[Items from an interface collection]
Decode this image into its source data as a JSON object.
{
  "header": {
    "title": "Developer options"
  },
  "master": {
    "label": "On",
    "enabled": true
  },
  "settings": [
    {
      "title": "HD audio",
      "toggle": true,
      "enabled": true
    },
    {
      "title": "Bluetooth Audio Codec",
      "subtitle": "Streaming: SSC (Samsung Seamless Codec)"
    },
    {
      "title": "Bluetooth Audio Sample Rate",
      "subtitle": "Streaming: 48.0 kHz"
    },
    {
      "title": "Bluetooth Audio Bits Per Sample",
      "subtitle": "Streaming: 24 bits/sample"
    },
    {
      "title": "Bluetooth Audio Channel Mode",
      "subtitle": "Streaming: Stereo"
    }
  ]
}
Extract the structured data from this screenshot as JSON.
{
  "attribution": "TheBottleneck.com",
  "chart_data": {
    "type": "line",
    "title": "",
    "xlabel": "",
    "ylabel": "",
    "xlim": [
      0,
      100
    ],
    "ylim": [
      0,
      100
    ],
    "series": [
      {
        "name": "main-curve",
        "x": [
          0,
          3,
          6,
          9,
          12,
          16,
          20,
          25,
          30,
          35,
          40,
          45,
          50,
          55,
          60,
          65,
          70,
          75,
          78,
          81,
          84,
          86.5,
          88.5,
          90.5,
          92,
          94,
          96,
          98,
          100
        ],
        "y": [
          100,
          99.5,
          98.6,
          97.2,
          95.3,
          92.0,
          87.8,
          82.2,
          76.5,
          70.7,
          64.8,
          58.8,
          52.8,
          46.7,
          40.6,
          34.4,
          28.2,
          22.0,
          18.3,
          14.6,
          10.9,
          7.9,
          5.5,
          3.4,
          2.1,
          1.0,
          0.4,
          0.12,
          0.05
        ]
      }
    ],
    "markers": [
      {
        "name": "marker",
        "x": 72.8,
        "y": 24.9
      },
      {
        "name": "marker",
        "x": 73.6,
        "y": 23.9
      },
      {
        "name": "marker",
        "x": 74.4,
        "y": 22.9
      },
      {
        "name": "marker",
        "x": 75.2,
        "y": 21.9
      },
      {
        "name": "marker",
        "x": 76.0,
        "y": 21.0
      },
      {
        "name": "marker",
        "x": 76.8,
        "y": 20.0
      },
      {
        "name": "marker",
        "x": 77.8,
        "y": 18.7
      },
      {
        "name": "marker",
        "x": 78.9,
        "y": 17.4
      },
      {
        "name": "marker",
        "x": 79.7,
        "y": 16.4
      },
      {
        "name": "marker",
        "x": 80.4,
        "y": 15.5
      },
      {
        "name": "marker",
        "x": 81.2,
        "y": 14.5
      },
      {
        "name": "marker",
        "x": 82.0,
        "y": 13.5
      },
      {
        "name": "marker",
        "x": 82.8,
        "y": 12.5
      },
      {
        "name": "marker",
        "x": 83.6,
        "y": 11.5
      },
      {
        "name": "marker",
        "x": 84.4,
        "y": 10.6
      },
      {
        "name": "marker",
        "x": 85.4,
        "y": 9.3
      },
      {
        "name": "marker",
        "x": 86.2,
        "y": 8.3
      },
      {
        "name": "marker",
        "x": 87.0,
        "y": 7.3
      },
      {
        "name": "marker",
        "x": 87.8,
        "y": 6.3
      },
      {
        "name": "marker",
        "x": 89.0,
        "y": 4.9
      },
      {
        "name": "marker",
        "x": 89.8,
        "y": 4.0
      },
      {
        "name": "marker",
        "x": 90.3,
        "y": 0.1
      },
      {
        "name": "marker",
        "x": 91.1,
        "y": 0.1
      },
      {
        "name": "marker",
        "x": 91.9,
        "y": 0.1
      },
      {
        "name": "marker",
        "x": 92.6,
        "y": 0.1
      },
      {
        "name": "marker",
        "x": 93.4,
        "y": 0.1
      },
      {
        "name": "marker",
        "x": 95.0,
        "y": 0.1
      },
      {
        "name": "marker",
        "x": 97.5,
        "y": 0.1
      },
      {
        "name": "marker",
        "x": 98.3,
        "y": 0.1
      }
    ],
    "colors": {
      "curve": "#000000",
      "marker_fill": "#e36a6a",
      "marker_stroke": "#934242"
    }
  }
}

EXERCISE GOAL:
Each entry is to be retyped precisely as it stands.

THE COMPLETED TASK:
Decode this image into its source data as a JSON object.
{
  "header": {
    "title": "Developer options"
  },
  "master": {
    "label": "On",
    "enabled": true
  },
  "settings": [
    {
      "title": "HD audio",
      "toggle": true,
      "enabled": true
    },
    {
      "title": "Bluetooth Audio Codec",
      "subtitle": "Streaming: SSC (Samsung Seamless Codec)"
    },
    {
      "title": "Bluetooth Audio Sample Rate",
      "subtitle": "Streaming: 48.0 kHz"
    },
    {
      "title": "Bluetooth Audio Bits Per Sample",
      "subtitle": "Streaming: 24 bits/sample"
    },
    {
      "title": "Bluetooth Audio Channel Mode",
      "subtitle": "Streaming: Stereo"
    }
  ]
}
Extract the structured data from this screenshot as JSON.
{
  "attribution": "TheBottleneck.com",
  "chart_data": {
    "type": "line",
    "title": "",
    "xlabel": "",
    "ylabel": "",
    "xlim": [
      0,
      100
    ],
    "ylim": [
      0,
      100
    ],
    "series": [
      {
        "name": "main-curve",
        "x": [
          0,
          3,
          6,
          9,
          12,
          16,
          20,
          25,
          30,
          35,
          40,
          45,
          50,
          55,
          60,
          65,
          70,
          75,
          78,
          81,
          84,
          86.5,
          88.5,
          90.5,
          92,
          94,
          96,
          98,
          100
        ],
        "y": [
          100,
          99.5,
          98.6,
          97.2,
          95.3,
          92.0,
          87.8,
          82.2,
          76.5,
          70.7,
          64.8,
          58.8,
          52.8,
          46.7,
          40.6,
          34.4,
          28.2,
          22.0,
          18.3,
          14.6,
          10.9,
          7.9,
          5.5,
          3.4,
          2.1,
          1.0,
          0.4,
          0.12,
          0.05
        ]
      }
    ],
    "markers": [
      {
        "name": "marker",
        "x": 72.8,
        "y": 24.9
      },
      {
        "name": "marker",
        "x": 73.6,
        "y": 23.9
      },
      {
        "name": "marker",
        "x": 74.4,
        "y": 22.9
      },
      {
        "name": "marker",
        "x": 75.2,
        "y": 21.9
      },
      {
        "name": "marker",
        "x": 76.0,
        "y": 21.0
      },
      {
        "name": "marker",
        "x": 76.8,
        "y": 20.0
      },
      {
        "name": "marker",
        "x": 77.8,
        "y": 18.7
      },
      {
        "name": "marker",
        "x": 78.9,
        "y": 17.4
      },
      {
        "name": "marker",
        "x": 79.7,
        "y": 16.4
      },
      {
        "name": "marker",
        "x": 80.4,
        "y": 15.5
      },
      {
        "name": "marker",
        "x": 81.2,
        "y": 14.5
      },
      {
        "name": "marker",
        "x": 82.0,
        "y": 13.5
      },
      {
        "name": "marker",
        "x": 82.8,
        "y": 12.5
      },
      {
        "name": "marker",
        "x": 83.6,
        "y": 11.5
      },
      {
        "name": "marker",
        "x": 84.4,
        "y": 10.6
      },
      {
        "name": "marker",
        "x": 85.4,
        "y": 9.3
      },
      {
        "name": "marker",
        "x": 86.2,
        "y": 8.3
      },
      {
        "name": "marker",
        "x": 87.0,
        "y": 7.3
      },
      {
        "name": "marker",
        "x": 87.8,
        "y": 6.3
      },
      {
        "name": "marker",
        "x": 89.0,
        "y": 4.9
      },
      {
        "name": "marker",
        "x": 89.8,
        "y": 4.0
      },
      {
        "name": "marker",
        "x": 90.3,
        "y": 0.1
      },
      {
        "name": "marker",
        "x": 91.1,
        "y": 0.1
      },
      {
        "name": "marker",
        "x": 91.9,
        "y": 0.1
      },
      {
        "name": "marker",
        "x": 92.6,
        "y": 0.1
      },
      {
        "name": "marker",
        "x": 93.4,
        "y": 0.1
      },
      {
        "name": "marker",
        "x": 95.0,
        "y": 0.1
      },
      {
        "name": "marker",
        "x": 97.5,
        "y": 0.1
      },
      {
        "name": "marker",
        "x": 98.3,
        "y": 0.1
      }
    ],
    "colors": {
      "curve": "#000000",
      "marker_fill": "#e36a6a",
      "marker_stroke": "#934242"
    }
  }
}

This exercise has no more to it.